Now, how do I know James will file as a California resident? Well, I don’t know for sure and the Lakers haven’t called me back. But circumstantial evidence suggests the bean counters at the California Franchise Tax Board will figure it out.
“They know everything,” quips Larry Pon, a CPA based in Redwood City. “This one client said he lived in Florida but the FTB agent asked, ‘How he’s in Florida, when I see ATM withdrawals in Sunnyvale and credit card charges in Palo Alto?’ Another guy claimed he wasn’t a resident California but there’s a passport stamp showing the day he arrived in California.
“There’s a lot of evidence of where you are and California is going to get its share of taxes.”
Where you are taxed is generally based on residency and work. California checks off both. There’s his $21 million mansion in Brentwood. Then there’s his second $23 million mansion in Brentwood. And his son, LeBron James Jr., attends a private school in Santa Monica—you can catch the video of LeBron Sr. in the stands at his basketball game on YouTube.
Even as a part-year resident, he’ll pay on the games he’s played in California since signing with the Lakers in July. All professional athletes pay to the states where they have games, says wealth manager Rob Seltzer of Seltzer Business Management in Century City.
“If he decided to stay in Ohio, he would then have California residency for the 41 home games he has with Lakers, as well as for the games that he plays on the road with the Clippers, the Warriors and other California teams,” Seltzer says.
Assuming he is a Californian, he’ll get taxed at the state’s top tax rate of 12.3 percent plus another 1 percent on income in excess of $1 million. However, he will get to claim some credit for taxes paid to other states. For example, his games in Portland, Phoenix and Denver will be taxed at 9.9 percent, 4.5 percent and 4.6 percent, respectively.
Complicating matters for James—and a lot of wealthy Californians—is the loss of a highly prized tax deduction that’s thought to have played a role in flipping seven of 14-GOP-held congressional districts to Democrats.
The Tax Cuts and Jobs Act, passed by a Republican-controlled Congress and signed by President Donald Trump, put a $10,000 annual cap on the deduction for state and local taxes (SALT). By comparison, the Pew Charitable Trust found Californians claimed an average of $18,438 in SALT deductions.

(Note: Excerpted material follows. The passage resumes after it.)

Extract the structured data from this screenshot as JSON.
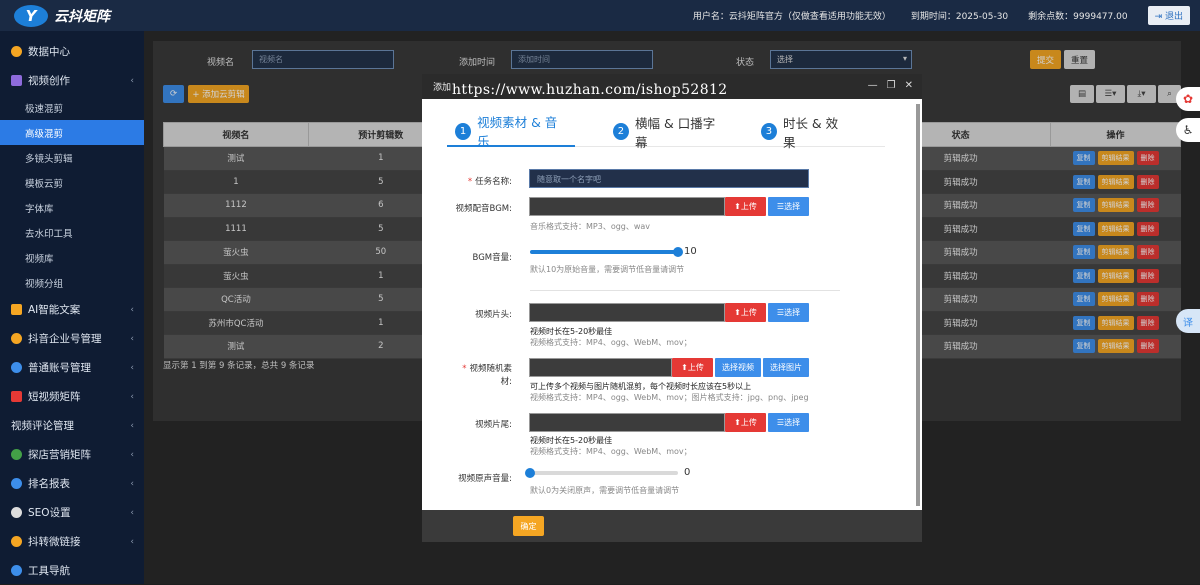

Anti-tax advocates see such rules as incentives for the wealthy to move to states with lower taxes. Tax preparers say it’s hard to be so definitive. California’s warm weather and quality of life makes it an attractive place to live. It’s also an attractive place to do business as the home of Hollywood and Silicon Valley.
On Friday, state demographers announced more people came to California than left, bringing the total population to 39.8 million.
“For however business unfriendly that California is, its appeal on so many other levels overrides those negatives,” Seltzer said.
When clients complain about their tax returns, Pon says, he tells them: “Look, this state made you a lot of money.”
“I hear people dissing California,” he said, “but it’s like, ‘Look, you became a billionaire because of California. You would not have been a billionaire if you were in Reno, Nevada.’”